If you search “foraging” or “edible species” in your particular area, you will likely find tons of resources on plants that naturally grow in your area that you can eat. It’s a pretty cool hobby and great survival skill. If you decide to give foraging a try, here are some foraging best practices:
Familiarize yourself with the weeds, herbs, bushes and trees in your neighborhood, investigate their uses, and try to learn as much as possible about the ecosystem of which you are a part.
Learn to identify the poisonous plants you are likely to encounter. Do not eat anything you cannot positively identify and deem safe.
When you think you know a plant, always cross reference to be 100 percent sure because non-edible look-alikes can fool you.
Familiarize yourself with the plants that are listed on the endangered species list for your area. Apart from it being unethical, it is also illegal to pick endangered plant species. Instead of taking rare plants, consider sowing their seeds in the wild.
Only pick as much as you need and never take all the plants of any one kind in a given patch.
After harvesting an area give the plants plenty of time to recover before returning to the same patch. Be very careful when it comes to harvesting roots. Remember that often harvesting roots means the death of the plant, so before you start digging ask yourself if this plant is really plentiful and if it can sustain a harvest of its roots. If in doubt, don’t collect.
Never pick in places that are subject to pollution, roadsides, industry or heavy spraying of farm chemicals (pesticides, herbicides, fertilizers etc.) for eating as they are likely contaminated.
Don’t collect from nature reserves – these are areas set up to protect wild species, so give them their space and let them be.

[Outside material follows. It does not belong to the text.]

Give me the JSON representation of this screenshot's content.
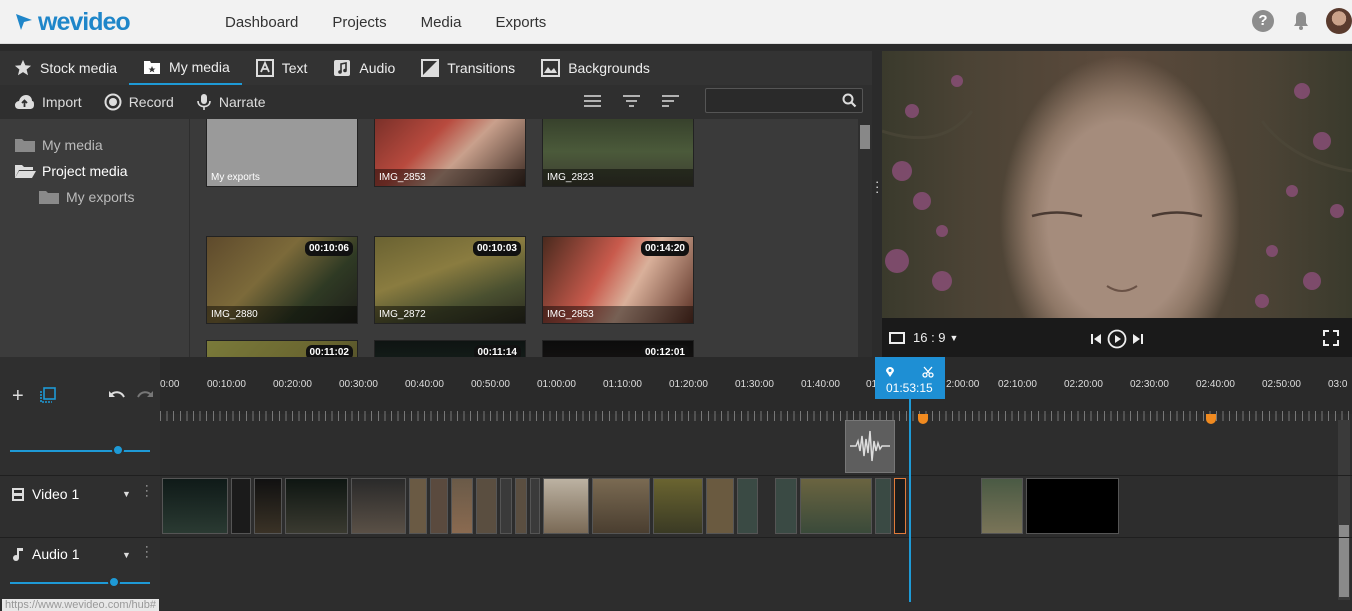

Cast seeds of native species to the wind sometimes – as a way of giving back to the earth.
Foraging tips come from ediblewildfood.com.